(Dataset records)
- - - - - - -
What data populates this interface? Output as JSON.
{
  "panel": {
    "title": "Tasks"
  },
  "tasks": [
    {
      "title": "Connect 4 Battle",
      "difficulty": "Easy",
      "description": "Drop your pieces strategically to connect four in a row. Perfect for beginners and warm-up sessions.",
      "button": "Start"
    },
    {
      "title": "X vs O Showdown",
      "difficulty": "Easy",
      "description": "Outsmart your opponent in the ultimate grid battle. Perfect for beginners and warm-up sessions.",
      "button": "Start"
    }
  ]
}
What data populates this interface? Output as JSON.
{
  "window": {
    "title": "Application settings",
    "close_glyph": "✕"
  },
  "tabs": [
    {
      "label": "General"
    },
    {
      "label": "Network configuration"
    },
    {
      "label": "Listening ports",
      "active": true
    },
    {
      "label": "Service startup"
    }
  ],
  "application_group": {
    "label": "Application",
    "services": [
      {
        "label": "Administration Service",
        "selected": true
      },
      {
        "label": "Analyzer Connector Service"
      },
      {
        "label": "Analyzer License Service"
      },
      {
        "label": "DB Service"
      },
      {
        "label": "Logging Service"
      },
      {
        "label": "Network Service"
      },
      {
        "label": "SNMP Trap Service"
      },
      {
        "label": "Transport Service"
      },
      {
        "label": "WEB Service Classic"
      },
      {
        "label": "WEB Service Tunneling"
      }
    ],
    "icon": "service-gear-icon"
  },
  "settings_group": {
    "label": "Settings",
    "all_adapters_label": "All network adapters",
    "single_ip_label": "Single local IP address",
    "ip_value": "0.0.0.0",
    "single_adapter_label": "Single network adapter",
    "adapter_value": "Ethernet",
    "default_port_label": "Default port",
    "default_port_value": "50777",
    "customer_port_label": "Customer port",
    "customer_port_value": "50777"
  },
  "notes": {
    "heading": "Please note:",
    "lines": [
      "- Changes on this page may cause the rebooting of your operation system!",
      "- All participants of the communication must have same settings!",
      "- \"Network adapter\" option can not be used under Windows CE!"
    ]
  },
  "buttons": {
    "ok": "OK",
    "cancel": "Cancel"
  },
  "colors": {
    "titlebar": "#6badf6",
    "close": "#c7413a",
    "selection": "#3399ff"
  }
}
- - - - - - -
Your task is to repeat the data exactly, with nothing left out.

What data populates this interface? Output as JSON.
{
  "panel": {
    "title": "Tasks"
  },
  "tasks": [
    {
      "title": "Connect 4 Battle",
      "difficulty": "Easy",
      "description": "Drop your pieces strategically to connect four in a row. Perfect for beginners and warm-up sessions.",
      "button": "Start"
    },
    {
      "title": "X vs O Showdown",
      "difficulty": "Easy",
      "description": "Outsmart your opponent in the ultimate grid battle. Perfect for beginners and warm-up sessions.",
      "button": "Start"
    }
  ]
}
What data populates this interface? Output as JSON.
{
  "window": {
    "title": "Application settings",
    "close_glyph": "✕"
  },
  "tabs": [
    {
      "label": "General"
    },
    {
      "label": "Network configuration"
    },
    {
      "label": "Listening ports",
      "active": true
    },
    {
      "label": "Service startup"
    }
  ],
  "application_group": {
    "label": "Application",
    "services": [
      {
        "label": "Administration Service",
        "selected": true
      },
      {
        "label": "Analyzer Connector Service"
      },
      {
        "label": "Analyzer License Service"
      },
      {
        "label": "DB Service"
      },
      {
        "label": "Logging Service"
      },
      {
        "label": "Network Service"
      },
      {
        "label": "SNMP Trap Service"
      },
      {
        "label": "Transport Service"
      },
      {
        "label": "WEB Service Classic"
      },
      {
        "label": "WEB Service Tunneling"
      }
    ],
    "icon": "service-gear-icon"
  },
  "settings_group": {
    "label": "Settings",
    "all_adapters_label": "All network adapters",
    "single_ip_label": "Single local IP address",
    "ip_value": "0.0.0.0",
    "single_adapter_label": "Single network adapter",
    "adapter_value": "Ethernet",
    "default_port_label": "Default port",
    "default_port_value": "50777",
    "customer_port_label": "Customer port",
    "customer_port_value": "50777"
  },
  "notes": {
    "heading": "Please note:",
    "lines": [
      "- Changes on this page may cause the rebooting of your operation system!",
      "- All participants of the communication must have same settings!",
      "- \"Network adapter\" option can not be used under Windows CE!"
    ]
  },
  "buttons": {
    "ok": "OK",
    "cancel": "Cancel"
  },
  "colors": {
    "titlebar": "#6badf6",
    "close": "#c7413a",
    "selection": "#3399ff"
  }
}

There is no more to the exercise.